I have been thinking about this poem a lot lately. It seems to settle more deeply into my bones with each passing day, with each new wave of blame crashing over Black and brown communities, poised to finally drown marginalized groups everywhere. I was thinking about it the other day in the pediatrician’s office when I was given a form to fill out about our family dynamics, and I had to come up with a response for how often I’ve been feeling hopeless or depressed. I didn’t have room to write “Of course I fight hopelessness and depression every damn day. I’m a Black woman living in a white supremacist nation-state. The logical, human response to the constant psychological violence we face is hopelessness and depression. And, guess what? My response to rampant social cannibalism, to this accepted and applauded destruction and demonizing of the disenfranchised, is not the thing that’s wrong here. My hopelessness is not the problem that desperately needs to be addressed.”

Instead, I circled an option to indicate slight to moderate hopelessness and added, “Since the election.” That part was bullshit. White supremacy has ruled this land since long before Donald Trump took his first breath. But the election briefly sums up for me everything that is wrong and has been wrong with this nation since its inception: Namely, the systematic dehumanization and exploitation of non-white, non-normative human beings for the benefit of the socially privileged, and the blame placed on us for our own oppression, and all the evils that flow from it.

The checkup happened, my kids got their flu shots, and when screams of outrage from my smallest ensued, I was assured they would be given stickers at the front of the office. They were not. Instead, as I nailed down the next appointment, making a casual remark about how quickly the year has flown by, I received a monologue from the receptionist about how she has no choice but to work, her pay rate won’t keep up with the cost of living, and that it’s just the world we’re living in today. I hustled our crew out to the minivan, sifting through the woman’s response, trying to decode it. Perhaps she is a progressive working woman, discouraged that the minimum wage is lagging behind inflation rates. Or maybe she sees me dressed in leggings and a stained tunic, not wearing a wedding ring, struggling to get through the door with my two young children, both of whom are insured through the state, three minutes late for our appointment, complaining about the election results, and she thinks, “Here comes another breeder!”
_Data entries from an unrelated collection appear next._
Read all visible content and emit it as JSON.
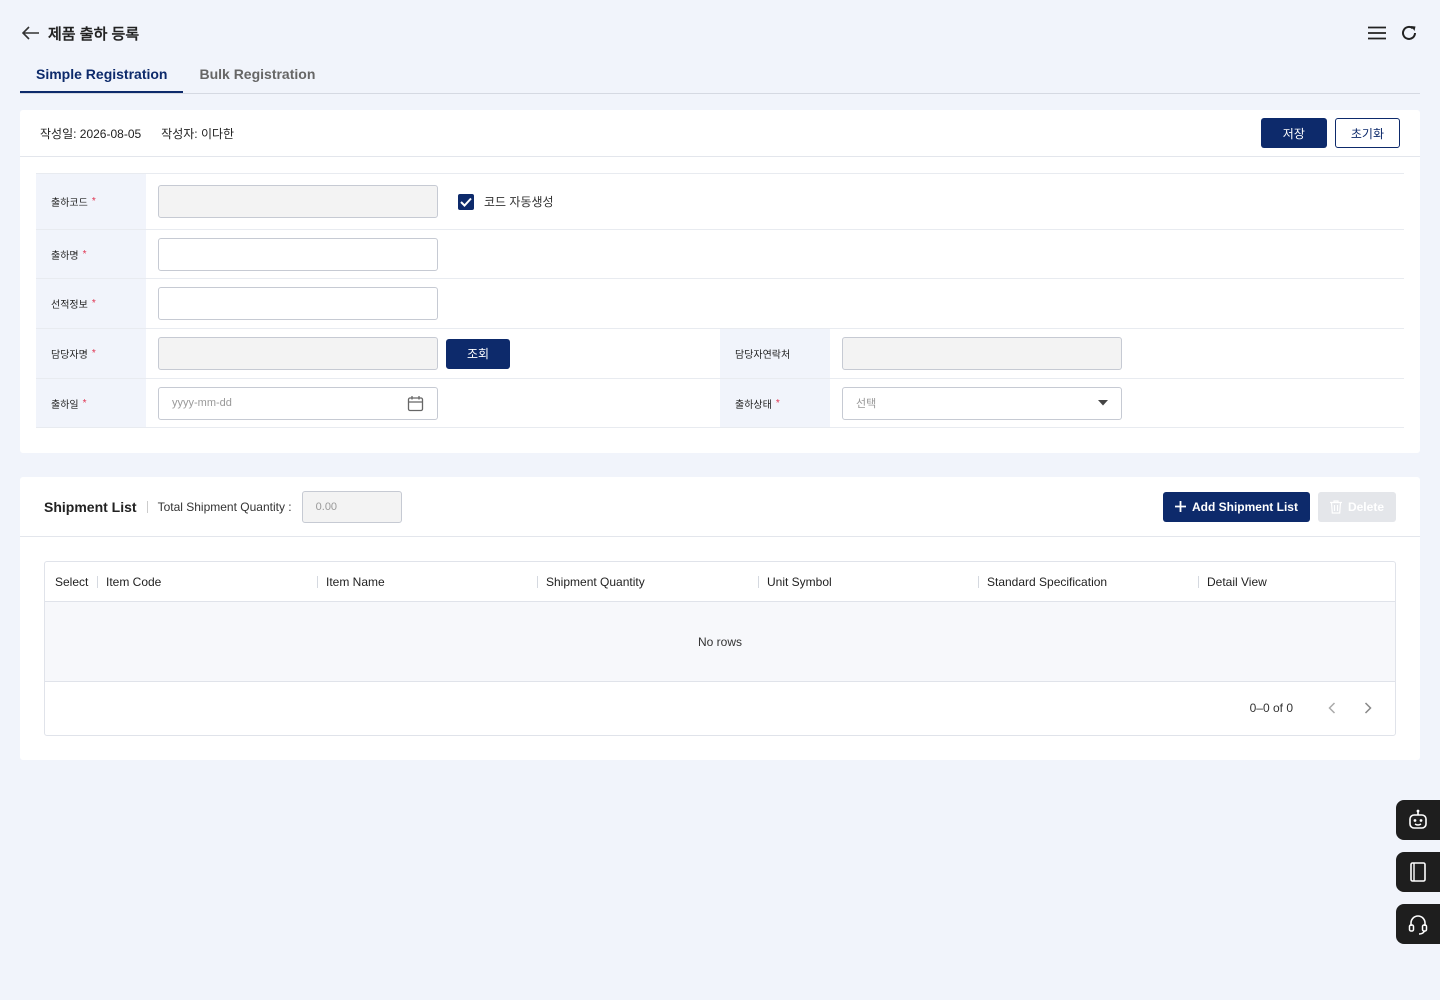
{
  "header": {
    "title": "제품 출하 등록"
  },
  "tabs": [
    {
      "label": "Simple Registration",
      "active": true
    },
    {
      "label": "Bulk Registration",
      "active": false
    }
  ],
  "meta": {
    "created_date": "작성일: 2026-08-05",
    "author": "작성자: 이다한"
  },
  "actions": {
    "save": "저장",
    "reset": "초기화"
  },
  "form": {
    "code_label": "출하코드",
    "auto_code_label": "코드 자동생성",
    "name_label": "출하명",
    "shipping_label": "선적정보",
    "manager_label": "담당자명",
    "search_button": "조회",
    "manager_contact_label": "담당자연락처",
    "date_label": "출하일",
    "date_placeholder": "yyyy-mm-dd",
    "status_label": "출하상태",
    "status_value": "선택",
    "required_mark": "*"
  },
  "shipment": {
    "title": "Shipment List",
    "total_qty_label": "Total Shipment Quantity :",
    "total_qty_value": "0.00",
    "add_button": "Add Shipment List",
    "delete_button": "Delete",
    "columns": [
      "Select",
      "Item Code",
      "Item Name",
      "Shipment Quantity",
      "Unit Symbol",
      "Standard Specification",
      "Detail View"
    ],
    "empty_text": "No rows",
    "pagination": "0–0 of 0"
  },
  "colors": {
    "primary": "#0d2a6b",
    "required": "#e0324f",
    "background": "#f1f4fb"
  }
}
I wanted to tell her that my wedding ring hasn’t fit since my second pregnancy, and I just haven’t found the time to have it resized. I wanted to tell her that I work my ass off as a mother of two, and that, while we can’t afford childcare, I do babysit and write to help our family make ends meet; it’s just not always consistent and not enough income to insure my children. I wanted to show her degrees and certificates and make her see how, although I am most definitely a mess who struggles to keep herself dressed and get to my children’s appointments on time, I have worked hard for the recognition I rarely get, and I make contributions to my community. I wanted to defend my right to exist.

But I why should I have to? My existence is not the thing that’s wrong, here. We are not the problem.
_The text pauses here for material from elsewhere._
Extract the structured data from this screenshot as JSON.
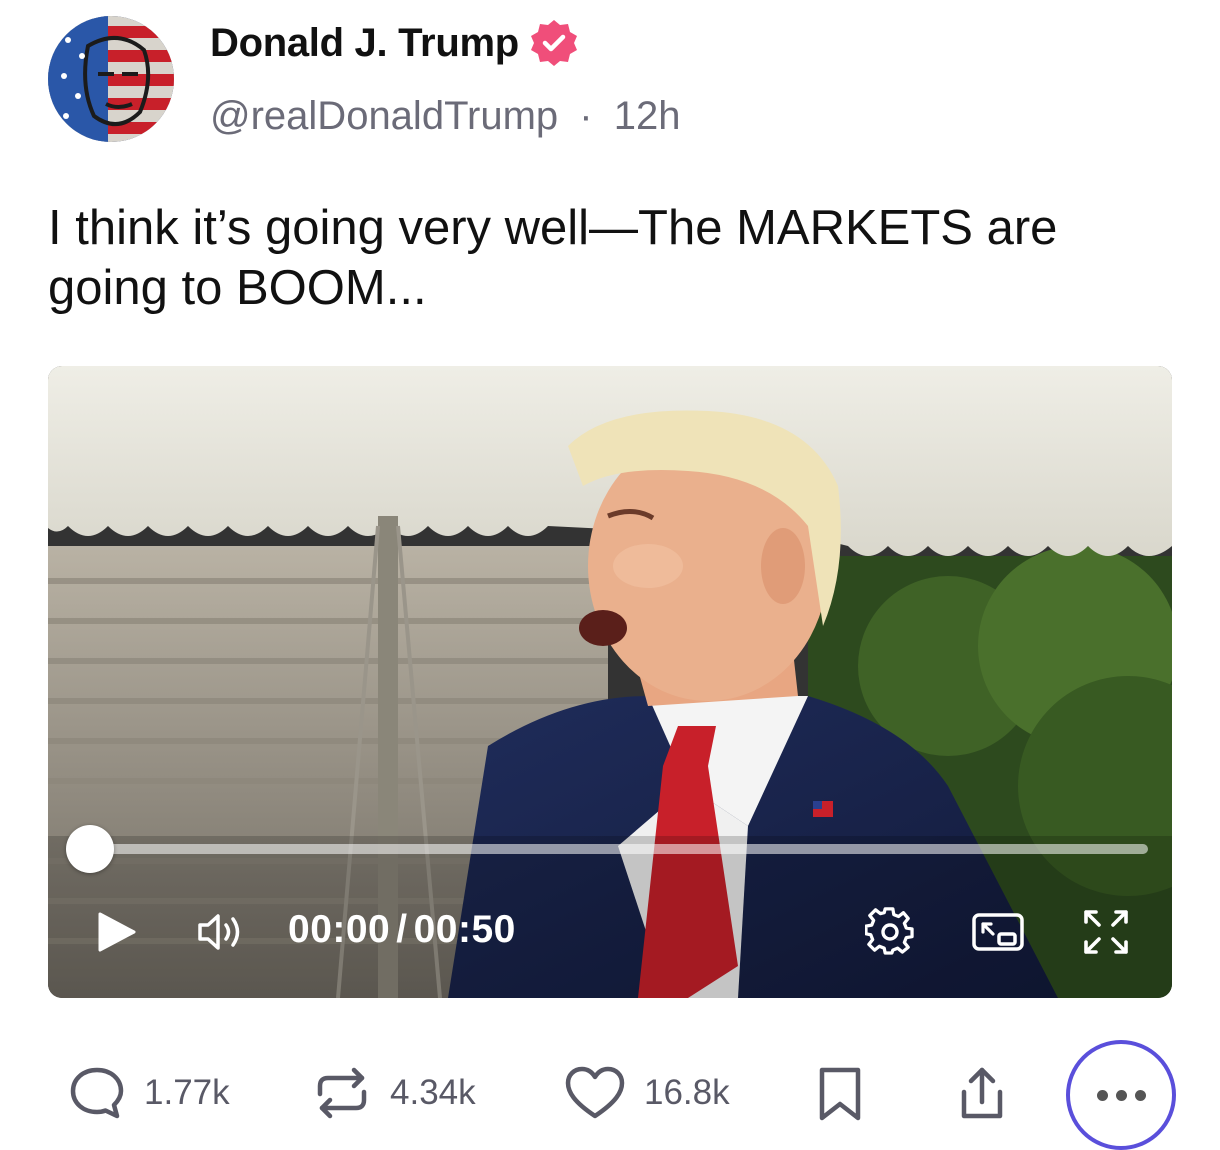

*Lines cited are 92-101 and 109, Jodan, Poem about My Rights. You can read the poem in its entirety at this link https://www.poetryfoundation.org/poems/48762/poem-about-my-rights, from the Poetry Foundation website. And you should.

If this piece or this blog resonates with you, please consider a one-time “tip” or become a monthly “patron”…this space runs on love and reader support. Want more BGIM? Consider booking me to speak with your group or organization.

Comments will close on this post in 60-90 days; earlier if there are spam attacks or other nonsense.